BEGIN
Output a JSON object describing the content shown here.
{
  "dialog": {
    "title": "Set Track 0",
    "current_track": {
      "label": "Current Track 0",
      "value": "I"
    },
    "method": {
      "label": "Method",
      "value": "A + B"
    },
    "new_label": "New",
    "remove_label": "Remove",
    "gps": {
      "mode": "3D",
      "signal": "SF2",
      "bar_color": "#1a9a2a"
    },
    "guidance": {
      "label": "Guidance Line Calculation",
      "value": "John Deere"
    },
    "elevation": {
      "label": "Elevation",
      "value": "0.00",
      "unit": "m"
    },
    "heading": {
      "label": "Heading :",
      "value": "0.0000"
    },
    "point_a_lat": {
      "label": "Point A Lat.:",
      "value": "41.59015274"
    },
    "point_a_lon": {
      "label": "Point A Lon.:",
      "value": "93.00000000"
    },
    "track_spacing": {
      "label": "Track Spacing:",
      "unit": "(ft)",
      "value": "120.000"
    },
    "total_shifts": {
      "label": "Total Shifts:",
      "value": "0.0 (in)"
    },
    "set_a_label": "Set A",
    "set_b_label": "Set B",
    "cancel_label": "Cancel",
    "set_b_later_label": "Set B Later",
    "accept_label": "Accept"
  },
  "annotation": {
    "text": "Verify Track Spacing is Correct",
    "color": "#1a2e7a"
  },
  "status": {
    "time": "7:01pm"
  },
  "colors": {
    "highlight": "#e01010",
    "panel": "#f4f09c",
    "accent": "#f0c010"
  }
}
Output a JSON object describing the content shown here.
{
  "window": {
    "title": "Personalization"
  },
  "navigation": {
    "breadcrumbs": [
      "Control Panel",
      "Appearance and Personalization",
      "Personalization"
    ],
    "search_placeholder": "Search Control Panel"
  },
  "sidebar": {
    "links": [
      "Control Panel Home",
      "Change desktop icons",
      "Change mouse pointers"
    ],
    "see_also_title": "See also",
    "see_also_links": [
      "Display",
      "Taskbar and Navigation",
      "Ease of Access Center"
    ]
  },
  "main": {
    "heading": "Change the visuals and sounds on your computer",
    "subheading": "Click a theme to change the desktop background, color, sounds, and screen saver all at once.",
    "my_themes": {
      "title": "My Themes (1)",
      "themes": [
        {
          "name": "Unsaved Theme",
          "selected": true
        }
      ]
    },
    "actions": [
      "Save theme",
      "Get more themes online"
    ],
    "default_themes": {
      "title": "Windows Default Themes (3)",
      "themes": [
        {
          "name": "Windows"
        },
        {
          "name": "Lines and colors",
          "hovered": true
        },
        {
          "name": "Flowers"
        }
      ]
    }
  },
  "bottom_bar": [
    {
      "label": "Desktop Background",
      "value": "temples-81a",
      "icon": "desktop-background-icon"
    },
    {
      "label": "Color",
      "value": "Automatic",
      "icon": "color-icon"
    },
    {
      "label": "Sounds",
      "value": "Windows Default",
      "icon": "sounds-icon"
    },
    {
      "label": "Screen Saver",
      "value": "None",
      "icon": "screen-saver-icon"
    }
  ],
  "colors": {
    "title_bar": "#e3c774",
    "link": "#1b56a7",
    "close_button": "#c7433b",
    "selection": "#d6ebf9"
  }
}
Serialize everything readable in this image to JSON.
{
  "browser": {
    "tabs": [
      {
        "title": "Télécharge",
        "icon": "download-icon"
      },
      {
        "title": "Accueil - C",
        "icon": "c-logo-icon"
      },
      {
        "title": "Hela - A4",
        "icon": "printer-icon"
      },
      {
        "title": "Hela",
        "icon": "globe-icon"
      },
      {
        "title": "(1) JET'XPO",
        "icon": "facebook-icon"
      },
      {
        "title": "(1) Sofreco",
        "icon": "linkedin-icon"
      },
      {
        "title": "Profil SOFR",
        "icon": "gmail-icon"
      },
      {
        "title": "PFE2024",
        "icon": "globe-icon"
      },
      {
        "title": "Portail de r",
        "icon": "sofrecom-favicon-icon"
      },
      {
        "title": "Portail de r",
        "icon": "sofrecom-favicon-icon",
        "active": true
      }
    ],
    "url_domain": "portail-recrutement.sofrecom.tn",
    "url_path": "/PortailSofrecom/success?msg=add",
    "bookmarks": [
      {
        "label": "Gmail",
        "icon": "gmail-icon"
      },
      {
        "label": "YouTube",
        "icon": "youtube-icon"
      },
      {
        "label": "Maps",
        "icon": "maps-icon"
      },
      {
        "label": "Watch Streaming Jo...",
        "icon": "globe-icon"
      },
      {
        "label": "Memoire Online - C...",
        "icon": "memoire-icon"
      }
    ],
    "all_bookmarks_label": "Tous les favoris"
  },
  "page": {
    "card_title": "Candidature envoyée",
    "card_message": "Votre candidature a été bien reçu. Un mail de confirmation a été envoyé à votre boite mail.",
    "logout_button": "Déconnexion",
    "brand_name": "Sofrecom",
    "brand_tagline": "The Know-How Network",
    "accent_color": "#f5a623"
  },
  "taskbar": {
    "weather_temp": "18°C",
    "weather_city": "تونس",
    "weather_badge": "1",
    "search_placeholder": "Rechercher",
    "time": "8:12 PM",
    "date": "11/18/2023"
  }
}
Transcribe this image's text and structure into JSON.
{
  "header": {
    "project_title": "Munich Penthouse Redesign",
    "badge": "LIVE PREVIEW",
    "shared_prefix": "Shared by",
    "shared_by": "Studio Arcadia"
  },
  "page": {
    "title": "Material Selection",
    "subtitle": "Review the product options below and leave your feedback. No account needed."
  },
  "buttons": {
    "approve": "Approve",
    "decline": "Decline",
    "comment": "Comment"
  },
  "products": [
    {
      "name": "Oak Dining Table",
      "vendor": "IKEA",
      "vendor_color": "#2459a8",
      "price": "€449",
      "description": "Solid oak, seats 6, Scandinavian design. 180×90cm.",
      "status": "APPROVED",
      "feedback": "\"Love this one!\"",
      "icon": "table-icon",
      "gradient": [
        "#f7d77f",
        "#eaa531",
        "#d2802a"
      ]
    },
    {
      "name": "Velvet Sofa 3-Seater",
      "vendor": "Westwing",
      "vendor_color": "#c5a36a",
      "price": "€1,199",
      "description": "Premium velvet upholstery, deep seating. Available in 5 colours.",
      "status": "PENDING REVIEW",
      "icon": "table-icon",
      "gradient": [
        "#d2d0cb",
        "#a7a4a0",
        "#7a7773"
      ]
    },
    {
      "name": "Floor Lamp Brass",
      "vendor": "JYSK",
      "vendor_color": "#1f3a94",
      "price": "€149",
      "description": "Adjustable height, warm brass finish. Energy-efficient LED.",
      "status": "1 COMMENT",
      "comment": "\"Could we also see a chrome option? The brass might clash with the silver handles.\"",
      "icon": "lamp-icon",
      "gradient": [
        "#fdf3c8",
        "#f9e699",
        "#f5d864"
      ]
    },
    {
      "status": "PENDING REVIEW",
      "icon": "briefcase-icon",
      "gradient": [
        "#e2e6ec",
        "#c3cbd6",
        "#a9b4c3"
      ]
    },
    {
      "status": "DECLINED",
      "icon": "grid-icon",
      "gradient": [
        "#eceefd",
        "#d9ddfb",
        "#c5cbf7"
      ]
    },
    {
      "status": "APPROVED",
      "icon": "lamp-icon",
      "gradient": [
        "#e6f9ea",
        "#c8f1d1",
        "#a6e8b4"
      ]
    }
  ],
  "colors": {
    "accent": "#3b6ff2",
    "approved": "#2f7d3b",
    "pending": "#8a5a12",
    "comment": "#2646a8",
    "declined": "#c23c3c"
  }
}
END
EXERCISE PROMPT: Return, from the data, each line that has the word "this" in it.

OUTPUT:
Serialize everything readable in this image to JSON.
Transcribe this image's text and structure into JSON.
      "feedback": "\"Love this one!\"",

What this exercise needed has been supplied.